The Mamas and the Papas were an iconic American folk-rock group that emerged in the 1960s, leaving a lasting legacy in the music industry.
Their harmonious melodies, introspective lyrics, and charismatic performances helped define the counterculture era, and their influence can still be felt in the music world today. Here's a detailed history of the band:
The Mamas and the Papas were formed in 1965 in Los Angeles, California. The four core members of the group were:
1. John Phillips (1935-2001): John was the primary songwriter and guitarist for the group. His experience as a member of several folk groups and his songwriting skills were central to the band's success.
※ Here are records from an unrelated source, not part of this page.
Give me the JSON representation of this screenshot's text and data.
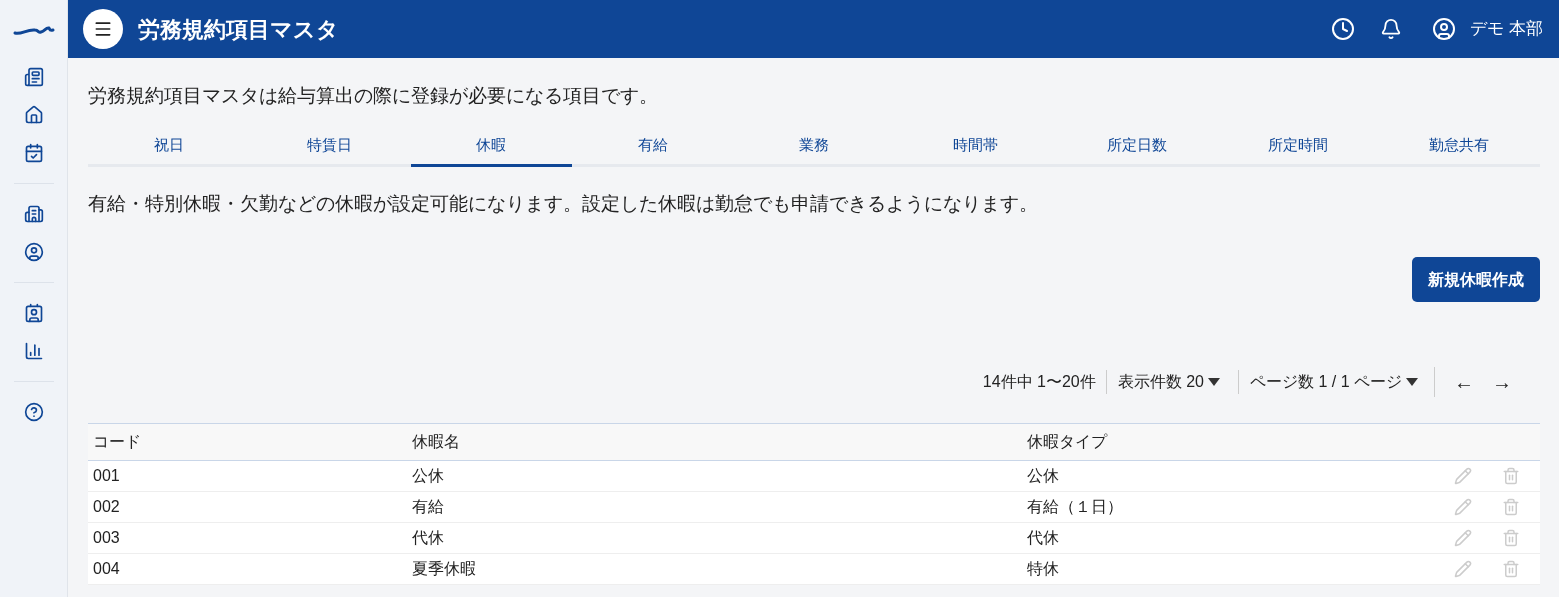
{
  "header": {
    "title": "労務規約項目マスタ",
    "user": "デモ 本部"
  },
  "description": "労務規約項目マスタは給与算出の際に登録が必要になる項目です。",
  "tabs": [
    {
      "label": "祝日",
      "selected": false
    },
    {
      "label": "特賃日",
      "selected": false
    },
    {
      "label": "休暇",
      "selected": true
    },
    {
      "label": "有給",
      "selected": false
    },
    {
      "label": "業務",
      "selected": false
    },
    {
      "label": "時間帯",
      "selected": false
    },
    {
      "label": "所定日数",
      "selected": false
    },
    {
      "label": "所定時間",
      "selected": false
    },
    {
      "label": "勤怠共有",
      "selected": false
    }
  ],
  "tab_description": "有給・特別休暇・欠勤などの休暇が設定可能になります。設定した休暇は勤怠でも申請できるようになります。",
  "create_button": "新規休暇作成",
  "pagination": {
    "count": "14件中 1〜20件",
    "per_page": "表示件数 20",
    "page": "ページ数 1 / 1 ページ",
    "prev": "←",
    "next": "→"
  },
  "table": {
    "columns": [
      "コード",
      "休暇名",
      "休暇タイプ"
    ],
    "rows": [
      {
        "code": "001",
        "name": "公休",
        "type": "公休"
      },
      {
        "code": "002",
        "name": "有給",
        "type": "有給（１日）"
      },
      {
        "code": "003",
        "name": "代休",
        "type": "代休"
      },
      {
        "code": "004",
        "name": "夏季休暇",
        "type": "特休"
      }
    ]
  }
}
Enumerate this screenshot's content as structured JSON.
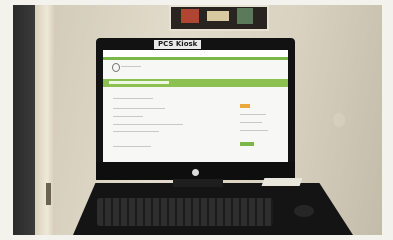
{
  "kiosk_sign": {
    "label": "PCS Kiosk"
  },
  "colors": {
    "screen_green": "#7ab648",
    "banner_green": "#8cc152",
    "accent_orange": "#e8a93a"
  }
}
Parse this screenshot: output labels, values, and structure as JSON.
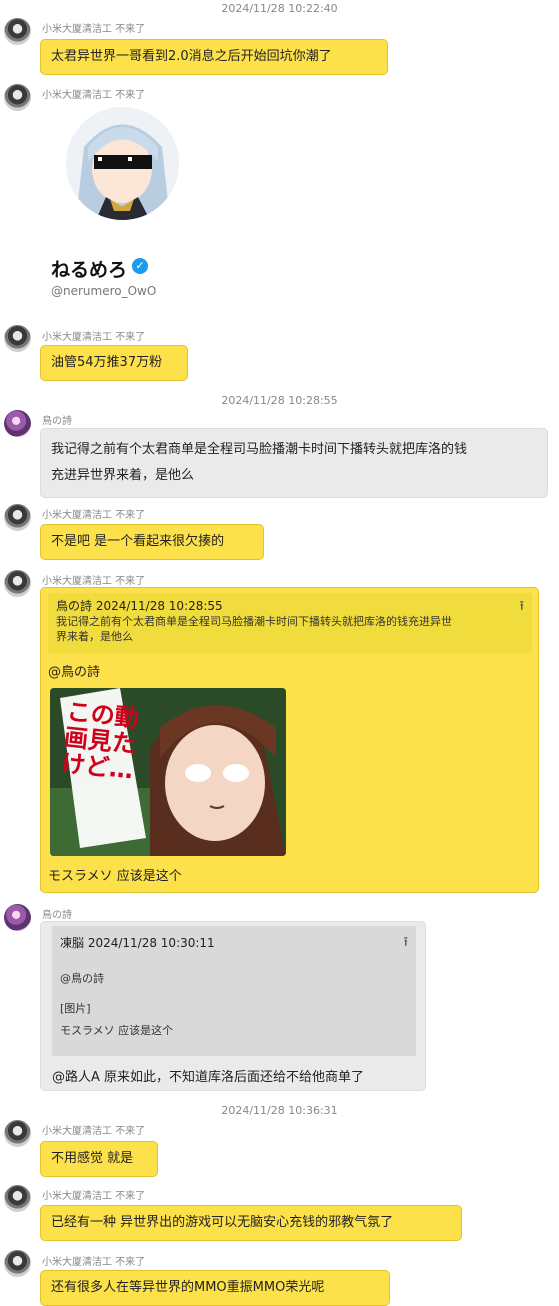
{
  "timestamps": [
    "2024/11/28 10:22:40",
    "2024/11/28 10:28:55",
    "2024/11/28 10:36:31"
  ],
  "sender_a": "小米大厦清洁工 不来了",
  "sender_b": "鳥の詩",
  "messages": {
    "m1": "太君异世界一哥看到2.0消息之后开始回坑你潮了",
    "card": {
      "name": "ねるめろ",
      "handle": "@nerumero_OwO",
      "verified_icon": "check-badge-icon"
    },
    "m3": "油管54万推37万粉",
    "m4_l1": "我记得之前有个太君商单是全程司马脸播潮卡时间下播转头就把库洛的钱",
    "m4_l2": "充进异世界来着，是他么",
    "m5": "不是吧 是一个看起来很欠揍的",
    "m6": {
      "quote_head": "鳥の詩  2024/11/28 10:28:55",
      "quote_l1": "我记得之前有个太君商单是全程司马脸播潮卡时间下播转头就把库洛的钱充进异世",
      "quote_l2": "界来着，是他么",
      "mention": "@鳥の詩",
      "image_text": "この動画見たけど…",
      "caption": "モスラメソ 应该是这个"
    },
    "m7": {
      "quote_head": "凍脳  2024/11/28 10:30:11",
      "quote_mention": "@鳥の詩",
      "quote_image": "[图片]",
      "quote_caption": "モスラメソ 应该是这个",
      "reply": "@路人A 原来如此，不知道库洛后面还给不给他商单了"
    },
    "m8": "不用感觉 就是",
    "m9": "已经有一种 异世界出的游戏可以无脑安心充钱的邪教气氛了",
    "m10": "还有很多人在等异世界的MMO重振MMO荣光呢"
  },
  "colors": {
    "bubble_yellow": "#fde14a",
    "bubble_gray": "#eaeaea",
    "timestamp": "#888888"
  }
}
2. Michelle Phillips: Michelle was John's wife at the time and brought her own vocal talents to the group. Her harmonies and charismatic stage presence were crucial to the band's sound and appeal.
3. Denny Doherty (1940-2007): Denny was a Canadian singer who had previously been a member of The Mugwumps, another folk group. His tenor vocals complemented the harmonies of John and Michelle.
4. Cass Elliot (1941-1974): Cass, also known as "Mama Cass," was the group's powerful contralto singer. Her unique voice and stage presence added depth to the Mamas and the Papas' sound.
Early Success (1965-1966):
The Mamas and the Papas released their debut album, "If You Can Believe Your Eyes and Ears," in 1966. The album featured their breakthrough single "California Dreamin'," which became an instant classic. The song's evocative lyrics and lush harmonies made it an anthem of the mid-60s counterculture. The album and single were commercially successful, helping the group gain widespread recognition.
In 1966, they released their second album, "The Mamas and the Papas." This album included hits like "Monday, Monday" and "I Saw Her Again." These songs solidified their status as one of the most prominent groups of the era.
The Peak Years (1966-1967):
The Mamas and the Papas reached the pinnacle of their career during this period. Their music was characterized by a unique blend of folk, rock, and pop, and their performances were energetic and captivating. Their third album, "Deliver" (1967), included hits like "Creeque Alley" and "Words of Love."
However, tensions within the group, fueled by personal conflicts, creative differences, and substance abuse, began to take a toll on their cohesion. John and Michelle Phillips' marital problems added further strain. Despite the internal struggles, they managed to produce some of their most enduring music during this time.
Decline and Dissolution (Late 1960s):
By the late 1960s, the Mamas and the Papas' creative spark had waned. Their fourth album, "The Papas & The Mamas" (1968), did not achieve the same level of success as their earlier work. Personal issues, such as Cass Elliot's departure and subsequent return, further destabilized the group. Eventually, they decided to disband in 1968.
Even though the Mamas and the Papas' active years were relatively short, they left an indelible mark on the music industry. Their intricate harmonies, innovative folk-rock sound, and memorable songs continue to influence subsequent generations of musicians. Their music remains a symbol of the 1960s counterculture and the "California sound."
Individually, the members pursued various musical endeavors after the breakup. John Phillips had a solo career and continued his songwriting. Michelle Phillips acted in films and television, while Denny Doherty pursued a solo career and Cass Elliot did the same, but sadly, she passed away in 1974.
The Mamas and the Papas were inducted into the Rock and Roll Hall of Fame in 1998, solidifying their status as one of the most important and enduring acts of the 1960s. Their music continues to captivate new audiences and serve as a touchstone for the folk-rock genre.